Which lines of the entries below contain the string "perché"? Copy each one.
=== Section Start ===
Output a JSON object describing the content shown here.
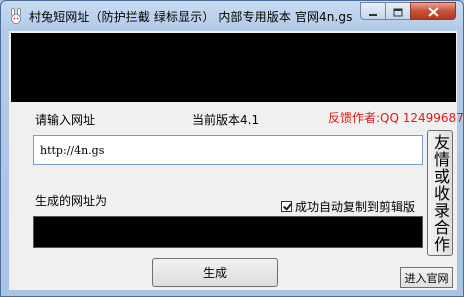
{
  "window": {
    "title": "村兔短网址（防护拦截 绿标显示） 内部专用版本 官网4n.gs"
  },
  "labels": {
    "input_url": "请输入网址",
    "version": "当前版本4.1",
    "feedback": "反馈作者:QQ 12499687",
    "output_url": "生成的网址为"
  },
  "url_input": {
    "value": "http://4n.gs"
  },
  "side_button": {
    "label": "友情或收录合作"
  },
  "auto_copy": {
    "label": "成功自动复制到剪辑版",
    "checked": true
  },
  "buttons": {
    "generate": "生成",
    "enter_site": "进入官网"
  },
  "colors": {
    "feedback": "#e0191a",
    "banner": "#000000"
  }
}
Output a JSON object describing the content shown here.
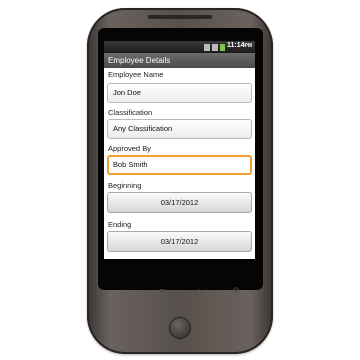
{
  "status_bar": {
    "time": "11:14",
    "time_suffix": "PM",
    "icons": [
      "sync-icon",
      "signal-icon",
      "battery-icon"
    ]
  },
  "app_title": "Employee Details",
  "form": {
    "employee_name_label": "Employee Name",
    "employee_name_value": "Jon Doe",
    "classification_label": "Classification",
    "classification_value": "Any Classification",
    "approved_by_label": "Approved By",
    "approved_by_value": "Bob Smith",
    "beginning_label": "Beginning",
    "beginning_value": "03/17/2012",
    "ending_label": "Ending",
    "ending_value": "03/17/2012"
  },
  "nav_icons": [
    "back-icon",
    "menu-icon",
    "home-icon",
    "search-icon"
  ],
  "colors": {
    "focus_border": "#f0a030",
    "title_bar": "#5a5a5a",
    "phone_body": "#57504b"
  }
}
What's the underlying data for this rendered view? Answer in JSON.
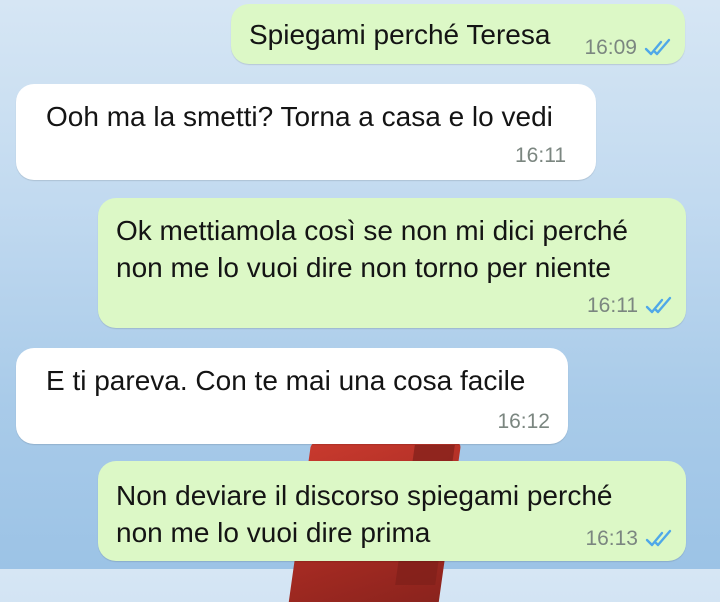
{
  "messages": [
    {
      "direction": "out",
      "text": "Spiegami perché Teresa",
      "time": "16:09",
      "status_icon": "double-check-read-icon"
    },
    {
      "direction": "in",
      "text": "Ooh ma la smetti? Torna a casa e lo vedi",
      "time": "16:11"
    },
    {
      "direction": "out",
      "text": "Ok mettiamola così se non mi dici perché\nnon me lo vuoi dire non torno per niente",
      "time": "16:11",
      "status_icon": "double-check-read-icon"
    },
    {
      "direction": "in",
      "text": "E ti pareva. Con te mai una cosa facile",
      "time": "16:12"
    },
    {
      "direction": "out",
      "text": "Non deviare il discorso spiegami perché\nnon me lo vuoi dire prima",
      "time": "16:13",
      "status_icon": "double-check-read-icon"
    }
  ],
  "colors": {
    "outgoing_bubble": "#dcf8c6",
    "incoming_bubble": "#ffffff",
    "read_check": "#4fa8e8"
  }
}
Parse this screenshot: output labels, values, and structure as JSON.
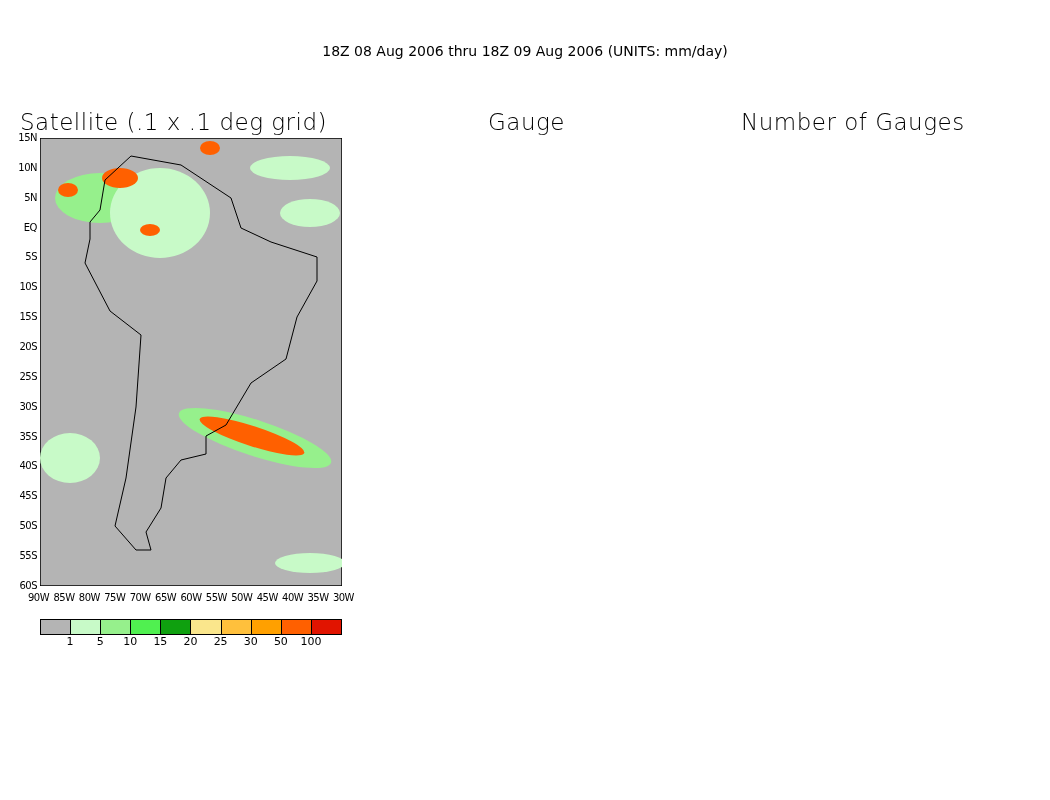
{
  "header": "18Z 08 Aug 2006 thru 18Z 09 Aug 2006 (UNITS: mm/day)",
  "panels": [
    {
      "title": "Satellite (.1 x .1 deg grid)"
    },
    {
      "title": "Gauge"
    },
    {
      "title": "Number of Gauges"
    }
  ],
  "map": {
    "lat_labels": [
      "15N",
      "10N",
      "5N",
      "EQ",
      "5S",
      "10S",
      "15S",
      "20S",
      "25S",
      "30S",
      "35S",
      "40S",
      "45S",
      "50S",
      "55S",
      "60S"
    ],
    "lon_labels": [
      "90W",
      "85W",
      "80W",
      "75W",
      "70W",
      "65W",
      "60W",
      "55W",
      "50W",
      "45W",
      "40W",
      "35W",
      "30W"
    ]
  },
  "colorbar": {
    "bins": [
      {
        "color": "#b4b4b4"
      },
      {
        "color": "#c8fac8"
      },
      {
        "color": "#96f08c"
      },
      {
        "color": "#50f050"
      },
      {
        "color": "#0fa00f"
      },
      {
        "color": "#fae68c"
      },
      {
        "color": "#ffc03c"
      },
      {
        "color": "#ffa000"
      },
      {
        "color": "#ff6000"
      },
      {
        "color": "#e11400"
      }
    ],
    "labels": [
      "1",
      "5",
      "10",
      "15",
      "20",
      "25",
      "30",
      "50",
      "100"
    ]
  }
}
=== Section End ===
**SOLUTION FOR THIS EXERCISE**
      "text": "Spiegami perché Teresa",
      "text": "Ok mettiamola così se non mi dici perché\nnon me lo vuoi dire non torno per niente",
      "text": "Non deviare il discorso spiegami perché\nnon me lo vuoi dire prima",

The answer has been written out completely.